Among the current shiny new test automation tools are visual “script-less” automation tools like LeapWork , Blue Prism  and UiPath . These tools are a part of a new class of business process automation tools called “Robot Process Automation” (RPA) . There are two sub types of – “RPA” which focuses on processing data and Robot Desktop Automation (RDA).
RDA is interesting in the context of test automation , as they can automate GUI interactions – also on top of enterprise package applications (SaaS, COTS, OOTB etc. ). The test automation challenge for most of these enterprise applications (SAP, MS Dynamics  etc.) is that they come with no access to the code-base, even if these are pure-play web based – the GUI is all there is.
All you can to these type of business solutions is usually to add customization and configurations by entering or editing data directly in through the GUI. Some of these systems allow configurations and customization in the form of config-file – they really should be under change control , as they are part of the pipeline.
visual tests are code
part of the ship
part of the crew
Bootstrap Bill Turner
Using RDA tools for test automation  is a novel  uncharted approach . The editing of the “tests”/flows is usually done in a stand-alone application studio (Graphical IDE) with interactions to the solution under test (across the GUI and over Citrix and RDP) and to any test management and issue tracking system.
Interestingly the other more “data processing” RPA tools like Automation Anywhere  uses a VB-Script like syntax. Writing and maintaining “scripts” like that is quite like the common approaches to GUI automation using frameworks like Siluki, tagUI, Applitools .
Applitools etc. are coding frameworks you can apply if you have the application code base or want to write test automation directly as code. There could be benefits in coding UI testing in all web-only projects directly using Selenium and Applitools.

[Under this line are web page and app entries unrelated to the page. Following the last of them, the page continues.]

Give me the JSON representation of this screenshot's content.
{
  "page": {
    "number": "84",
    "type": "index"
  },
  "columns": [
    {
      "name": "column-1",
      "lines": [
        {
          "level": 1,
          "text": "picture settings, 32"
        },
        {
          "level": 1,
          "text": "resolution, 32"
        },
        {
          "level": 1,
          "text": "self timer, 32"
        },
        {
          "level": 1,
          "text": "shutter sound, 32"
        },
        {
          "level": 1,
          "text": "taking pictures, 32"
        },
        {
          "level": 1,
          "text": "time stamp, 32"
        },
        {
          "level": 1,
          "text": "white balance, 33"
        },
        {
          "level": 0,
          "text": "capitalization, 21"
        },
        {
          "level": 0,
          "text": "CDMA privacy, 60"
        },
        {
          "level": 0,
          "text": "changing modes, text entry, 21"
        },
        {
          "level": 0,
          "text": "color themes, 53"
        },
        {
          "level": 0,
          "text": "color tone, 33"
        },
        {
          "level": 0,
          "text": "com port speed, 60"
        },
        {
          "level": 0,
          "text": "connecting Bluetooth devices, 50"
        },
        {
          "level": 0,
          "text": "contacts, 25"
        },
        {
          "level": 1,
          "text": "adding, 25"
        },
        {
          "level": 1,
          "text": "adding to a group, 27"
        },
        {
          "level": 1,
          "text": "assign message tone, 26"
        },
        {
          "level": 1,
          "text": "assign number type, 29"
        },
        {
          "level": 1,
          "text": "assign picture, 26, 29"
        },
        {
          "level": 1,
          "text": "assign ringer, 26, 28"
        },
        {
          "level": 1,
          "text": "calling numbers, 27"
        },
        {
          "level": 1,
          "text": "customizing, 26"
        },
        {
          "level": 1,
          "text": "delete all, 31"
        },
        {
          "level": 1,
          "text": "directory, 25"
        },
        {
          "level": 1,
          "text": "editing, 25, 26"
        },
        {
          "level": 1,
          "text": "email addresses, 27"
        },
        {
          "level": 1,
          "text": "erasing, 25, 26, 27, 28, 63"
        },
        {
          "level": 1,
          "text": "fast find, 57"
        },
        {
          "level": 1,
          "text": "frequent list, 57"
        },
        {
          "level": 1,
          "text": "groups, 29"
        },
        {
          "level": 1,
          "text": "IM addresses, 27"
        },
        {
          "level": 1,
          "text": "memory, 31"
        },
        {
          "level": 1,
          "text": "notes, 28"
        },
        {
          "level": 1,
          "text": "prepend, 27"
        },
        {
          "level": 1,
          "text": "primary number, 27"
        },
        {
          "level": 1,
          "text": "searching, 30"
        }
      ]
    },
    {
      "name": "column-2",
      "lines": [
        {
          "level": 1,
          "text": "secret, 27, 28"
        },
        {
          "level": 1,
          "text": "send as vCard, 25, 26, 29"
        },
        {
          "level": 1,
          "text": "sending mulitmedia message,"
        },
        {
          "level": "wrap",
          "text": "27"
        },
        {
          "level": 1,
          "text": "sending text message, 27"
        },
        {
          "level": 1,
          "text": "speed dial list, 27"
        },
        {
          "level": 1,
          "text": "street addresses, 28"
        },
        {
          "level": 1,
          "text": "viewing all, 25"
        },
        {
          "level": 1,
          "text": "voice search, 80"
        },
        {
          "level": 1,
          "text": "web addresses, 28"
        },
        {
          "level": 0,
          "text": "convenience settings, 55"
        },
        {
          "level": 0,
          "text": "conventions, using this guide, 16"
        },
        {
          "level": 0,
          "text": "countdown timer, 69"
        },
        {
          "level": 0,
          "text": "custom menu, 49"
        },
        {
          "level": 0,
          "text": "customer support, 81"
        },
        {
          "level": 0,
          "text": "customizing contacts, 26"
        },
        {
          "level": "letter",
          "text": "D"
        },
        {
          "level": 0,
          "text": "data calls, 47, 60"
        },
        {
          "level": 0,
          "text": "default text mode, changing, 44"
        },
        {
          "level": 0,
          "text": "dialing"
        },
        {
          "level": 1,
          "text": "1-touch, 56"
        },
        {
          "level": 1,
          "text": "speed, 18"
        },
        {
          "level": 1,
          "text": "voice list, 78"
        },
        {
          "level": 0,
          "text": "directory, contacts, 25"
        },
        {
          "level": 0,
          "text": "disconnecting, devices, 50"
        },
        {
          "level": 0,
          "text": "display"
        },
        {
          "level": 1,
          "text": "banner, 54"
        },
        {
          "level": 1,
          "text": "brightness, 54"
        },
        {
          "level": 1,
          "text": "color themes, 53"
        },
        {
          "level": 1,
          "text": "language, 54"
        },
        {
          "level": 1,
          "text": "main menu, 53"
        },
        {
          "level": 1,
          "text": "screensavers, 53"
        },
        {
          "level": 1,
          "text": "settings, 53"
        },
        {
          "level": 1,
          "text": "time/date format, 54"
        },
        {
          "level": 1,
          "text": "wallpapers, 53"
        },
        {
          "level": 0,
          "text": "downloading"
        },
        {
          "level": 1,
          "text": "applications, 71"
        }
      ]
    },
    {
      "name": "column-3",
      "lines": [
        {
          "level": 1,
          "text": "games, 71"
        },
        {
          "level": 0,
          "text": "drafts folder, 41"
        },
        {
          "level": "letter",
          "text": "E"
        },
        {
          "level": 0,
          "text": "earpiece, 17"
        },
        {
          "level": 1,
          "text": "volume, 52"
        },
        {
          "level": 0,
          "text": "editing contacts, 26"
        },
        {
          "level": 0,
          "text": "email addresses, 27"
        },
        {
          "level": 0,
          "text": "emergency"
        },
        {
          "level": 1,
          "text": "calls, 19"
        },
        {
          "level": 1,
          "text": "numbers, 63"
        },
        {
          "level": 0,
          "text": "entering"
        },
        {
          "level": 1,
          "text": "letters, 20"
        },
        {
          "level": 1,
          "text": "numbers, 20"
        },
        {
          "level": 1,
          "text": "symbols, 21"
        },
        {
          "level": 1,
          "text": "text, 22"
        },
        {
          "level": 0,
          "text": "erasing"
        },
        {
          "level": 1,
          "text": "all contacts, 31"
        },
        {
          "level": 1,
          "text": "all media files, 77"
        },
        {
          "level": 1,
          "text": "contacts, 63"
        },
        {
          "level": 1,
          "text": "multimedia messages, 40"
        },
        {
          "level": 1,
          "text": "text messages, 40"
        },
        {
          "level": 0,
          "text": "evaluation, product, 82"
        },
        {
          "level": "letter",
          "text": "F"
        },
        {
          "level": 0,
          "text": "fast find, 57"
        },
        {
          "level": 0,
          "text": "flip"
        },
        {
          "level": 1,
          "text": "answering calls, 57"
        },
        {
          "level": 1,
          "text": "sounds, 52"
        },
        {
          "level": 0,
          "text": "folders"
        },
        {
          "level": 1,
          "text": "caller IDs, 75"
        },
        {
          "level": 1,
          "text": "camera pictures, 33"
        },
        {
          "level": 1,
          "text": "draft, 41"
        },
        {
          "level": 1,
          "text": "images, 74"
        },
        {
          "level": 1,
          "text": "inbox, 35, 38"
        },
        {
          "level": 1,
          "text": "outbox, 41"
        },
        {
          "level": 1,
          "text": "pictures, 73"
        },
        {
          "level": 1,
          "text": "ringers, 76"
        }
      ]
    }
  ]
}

Most enterprise business solutions are often stand-alone applications, or their web code is horrible to hook into, as often the selectors seems randomly generated (been-there-done-that).
Hence the primary driver for RDA adoption in for test automation is to take the RDA & RPA  tools and apply their strengths in process automation of enterprise business solutions  to drive the test execution. And of a business flow could be “automating” activities during onboarding  or an SAP purchase order as below images:
Another key driver for adoption of RPA for test automation is their visual approach in presenting interactions/tests as flows. Some do it gracefully and user-friendly (LeapWork) – others have a more old-school workflow/swim lane approach (Blue Prism, UiPath). In both cases the visual flows illustrate an interaction across multiple GUI applications to perform business actions (yes, this still happens).
These drivers probably to make the barrier to entry seem more manageable. The visual ones very easily turn into visual spaghetti code if you don’t keep an eye on it and use sub flows, low coupling and high cohesion . … as with any other non-trivial code (of a certain McCabe complexity ). One interesting way to go about a “coding” practice for visual test cases could be inspired by how BDD can be implemented in LeapWork  with annotation and self-referencing unit tests.
At the end of the day even a visual test automation project is a coding project, that should be part of the project code base like everything else . And probably best maintained by software engineers within the project team (where possible) – unless you want a team of test engineers spending all day playing catch-up to maintain the automation code.
- Since 2017’ish.
- COTS/OOTB = Commercial of the shelf, out of the box